[Stored items]

···

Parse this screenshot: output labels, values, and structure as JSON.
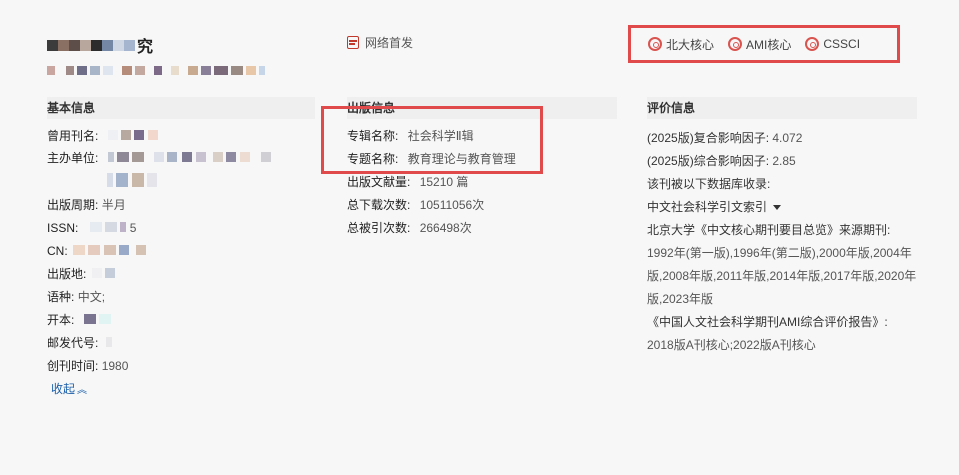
{
  "header": {
    "title_suffix": "究",
    "online_label": "网络首发",
    "badges": [
      "北大核心",
      "AMI核心",
      "CSSCI"
    ]
  },
  "basic": {
    "heading": "基本信息",
    "former_name_label": "曾用刊名:",
    "sponsor_label": "主办单位:",
    "cycle_label": "出版周期:",
    "cycle_value": "半月",
    "issn_label": "ISSN:",
    "issn_tail": "5",
    "cn_label": "CN:",
    "place_label": "出版地:",
    "language_label": "语种:",
    "language_value": "中文;",
    "format_label": "开本:",
    "postal_label": "邮发代号:",
    "founded_label": "创刊时间:",
    "founded_value": "1980",
    "collapse_label": "收起"
  },
  "publication": {
    "heading": "出版信息",
    "album_label": "专辑名称:",
    "album_value": "社会科学Ⅱ辑",
    "topic_label": "专题名称:",
    "topic_value": "教育理论与教育管理",
    "docs_label": "出版文献量:",
    "docs_value": "15210 篇",
    "downloads_label": "总下载次数:",
    "downloads_value": "10511056次",
    "citations_label": "总被引次数:",
    "citations_value": "266498次"
  },
  "evaluation": {
    "heading": "评价信息",
    "composite_if_label": "(2025版)复合影响因子:",
    "composite_if_value": "4.072",
    "integrated_if_label": "(2025版)综合影响因子:",
    "integrated_if_value": "2.85",
    "db_label": "该刊被以下数据库收录:",
    "db_value": "中文社会科学引文索引",
    "pku_label": "北京大学《中文核心期刊要目总览》来源期刊:",
    "pku_line1": "1992年(第一版),1996年(第二版),2000年版,2004年",
    "pku_line2": "版,2008年版,2011年版,2014年版,2017年版,2020年",
    "pku_line3": "版,2023年版",
    "ami_label": "《中国人文社会科学期刊AMI综合评价报告》:",
    "ami_value": "2018版A刊核心;2022版A刊核心"
  },
  "colors": {
    "accent_red": "#e04a4a",
    "link_blue": "#1a5ea8"
  }
}
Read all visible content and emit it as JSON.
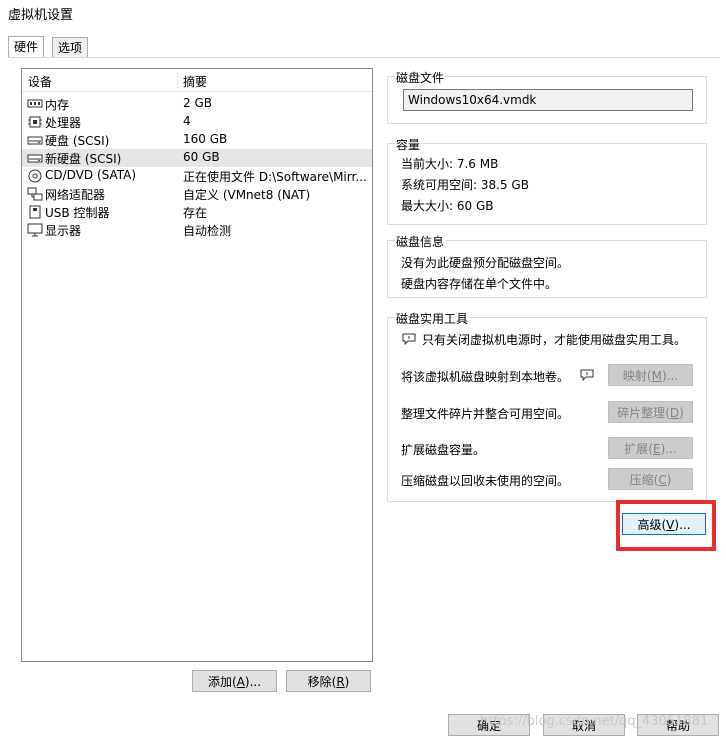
{
  "window": {
    "title": "虚拟机设置"
  },
  "tabs": [
    {
      "label": "硬件",
      "active": true
    },
    {
      "label": "选项",
      "active": false
    }
  ],
  "device_list": {
    "headers": {
      "device": "设备",
      "summary": "摘要"
    },
    "rows": [
      {
        "name": "内存",
        "value": "2 GB",
        "icon": "memory-icon"
      },
      {
        "name": "处理器",
        "value": "4",
        "icon": "cpu-icon"
      },
      {
        "name": "硬盘 (SCSI)",
        "value": "160 GB",
        "icon": "harddisk-icon"
      },
      {
        "name": "新硬盘 (SCSI)",
        "value": "60 GB",
        "icon": "harddisk-icon",
        "selected": true
      },
      {
        "name": "CD/DVD (SATA)",
        "value": "正在使用文件 D:\\Software\\Mirr...",
        "icon": "cd-dvd-icon"
      },
      {
        "name": "网络适配器",
        "value": "自定义 (VMnet8 (NAT)",
        "icon": "network-icon"
      },
      {
        "name": "USB 控制器",
        "value": "存在",
        "icon": "usb-icon"
      },
      {
        "name": "显示器",
        "value": "自动检测",
        "icon": "monitor-icon"
      }
    ],
    "add_button": {
      "label": "添加",
      "key": "A",
      "suffix": "..."
    },
    "remove_button": {
      "label": "移除",
      "key": "R"
    }
  },
  "disk_file": {
    "title": "磁盘文件",
    "value": "Windows10x64.vmdk"
  },
  "capacity": {
    "title": "容量",
    "current": "当前大小: 7.6 MB",
    "available": "系统可用空间: 38.5 GB",
    "max": "最大大小: 60 GB"
  },
  "disk_info": {
    "title": "磁盘信息",
    "line1": "没有为此硬盘预分配磁盘空间。",
    "line2": "硬盘内容存储在单个文件中。"
  },
  "utilities": {
    "title": "磁盘实用工具",
    "note": "只有关闭虚拟机电源时，才能使用磁盘实用工具。",
    "map_text": "将该虚拟机磁盘映射到本地卷。",
    "map_button": {
      "label": "映射",
      "key": "M",
      "suffix": "..."
    },
    "defrag_text": "整理文件碎片并整合可用空间。",
    "defrag_button": {
      "label": "碎片整理",
      "key": "D"
    },
    "expand_text": "扩展磁盘容量。",
    "expand_button": {
      "label": "扩展",
      "key": "E",
      "suffix": "..."
    },
    "compact_text": "压缩磁盘以回收未使用的空间。",
    "compact_button": {
      "label": "压缩",
      "key": "C"
    }
  },
  "advanced_button": {
    "label": "高级",
    "key": "V",
    "suffix": "..."
  },
  "footer": {
    "ok": "确定",
    "cancel": "取消",
    "help": "帮助"
  },
  "watermark": "https://blog.csdn.net/qq_43051881",
  "colors": {
    "highlight": "#e63030",
    "selection": "#e5e5e5"
  }
}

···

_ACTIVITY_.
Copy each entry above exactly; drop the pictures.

_RESPONSE_.
Parse this screenshot: output labels, values, and structure as JSON.
{
  "header": {
    "title_suffix": "究",
    "online_label": "网络首发",
    "badges": [
      "北大核心",
      "AMI核心",
      "CSSCI"
    ]
  },
  "basic": {
    "heading": "基本信息",
    "former_name_label": "曾用刊名:",
    "sponsor_label": "主办单位:",
    "cycle_label": "出版周期:",
    "cycle_value": "半月",
    "issn_label": "ISSN:",
    "issn_tail": "5",
    "cn_label": "CN:",
    "place_label": "出版地:",
    "language_label": "语种:",
    "language_value": "中文;",
    "format_label": "开本:",
    "postal_label": "邮发代号:",
    "founded_label": "创刊时间:",
    "founded_value": "1980",
    "collapse_label": "收起"
  },
  "publication": {
    "heading": "出版信息",
    "album_label": "专辑名称:",
    "album_value": "社会科学Ⅱ辑",
    "topic_label": "专题名称:",
    "topic_value": "教育理论与教育管理",
    "docs_label": "出版文献量:",
    "docs_value": "15210 篇",
    "downloads_label": "总下载次数:",
    "downloads_value": "10511056次",
    "citations_label": "总被引次数:",
    "citations_value": "266498次"
  },
  "evaluation": {
    "heading": "评价信息",
    "composite_if_label": "(2025版)复合影响因子:",
    "composite_if_value": "4.072",
    "integrated_if_label": "(2025版)综合影响因子:",
    "integrated_if_value": "2.85",
    "db_label": "该刊被以下数据库收录:",
    "db_value": "中文社会科学引文索引",
    "pku_label": "北京大学《中文核心期刊要目总览》来源期刊:",
    "pku_line1": "1992年(第一版),1996年(第二版),2000年版,2004年",
    "pku_line2": "版,2008年版,2011年版,2014年版,2017年版,2020年",
    "pku_line3": "版,2023年版",
    "ami_label": "《中国人文社会科学期刊AMI综合评价报告》:",
    "ami_value": "2018版A刊核心;2022版A刊核心"
  },
  "colors": {
    "accent_red": "#e04a4a",
    "link_blue": "#1a5ea8"
  }
}
Read all visible content and emit it as JSON.
{
  "window": {
    "title": "虚拟机设置"
  },
  "tabs": [
    {
      "label": "硬件",
      "active": true
    },
    {
      "label": "选项",
      "active": false
    }
  ],
  "device_list": {
    "headers": {
      "device": "设备",
      "summary": "摘要"
    },
    "rows": [
      {
        "name": "内存",
        "value": "2 GB",
        "icon": "memory-icon"
      },
      {
        "name": "处理器",
        "value": "4",
        "icon": "cpu-icon"
      },
      {
        "name": "硬盘 (SCSI)",
        "value": "160 GB",
        "icon": "harddisk-icon"
      },
      {
        "name": "新硬盘 (SCSI)",
        "value": "60 GB",
        "icon": "harddisk-icon",
        "selected": true
      },
      {
        "name": "CD/DVD (SATA)",
        "value": "正在使用文件 D:\\Software\\Mirr...",
        "icon": "cd-dvd-icon"
      },
      {
        "name": "网络适配器",
        "value": "自定义 (VMnet8 (NAT)",
        "icon": "network-icon"
      },
      {
        "name": "USB 控制器",
        "value": "存在",
        "icon": "usb-icon"
      },
      {
        "name": "显示器",
        "value": "自动检测",
        "icon": "monitor-icon"
      }
    ],
    "add_button": {
      "label": "添加",
      "key": "A",
      "suffix": "..."
    },
    "remove_button": {
      "label": "移除",
      "key": "R"
    }
  },
  "disk_file": {
    "title": "磁盘文件",
    "value": "Windows10x64.vmdk"
  },
  "capacity": {
    "title": "容量",
    "current": "当前大小: 7.6 MB",
    "available": "系统可用空间: 38.5 GB",
    "max": "最大大小: 60 GB"
  },
  "disk_info": {
    "title": "磁盘信息",
    "line1": "没有为此硬盘预分配磁盘空间。",
    "line2": "硬盘内容存储在单个文件中。"
  },
  "utilities": {
    "title": "磁盘实用工具",
    "note": "只有关闭虚拟机电源时，才能使用磁盘实用工具。",
    "map_text": "将该虚拟机磁盘映射到本地卷。",
    "map_button": {
      "label": "映射",
      "key": "M",
      "suffix": "..."
    },
    "defrag_text": "整理文件碎片并整合可用空间。",
    "defrag_button": {
      "label": "碎片整理",
      "key": "D"
    },
    "expand_text": "扩展磁盘容量。",
    "expand_button": {
      "label": "扩展",
      "key": "E",
      "suffix": "..."
    },
    "compact_text": "压缩磁盘以回收未使用的空间。",
    "compact_button": {
      "label": "压缩",
      "key": "C"
    }
  },
  "advanced_button": {
    "label": "高级",
    "key": "V",
    "suffix": "..."
  },
  "footer": {
    "ok": "确定",
    "cancel": "取消",
    "help": "帮助"
  },
  "watermark": "https://blog.csdn.net/qq_43051881",
  "colors": {
    "highlight": "#e63030",
    "selection": "#e5e5e5"
  }
}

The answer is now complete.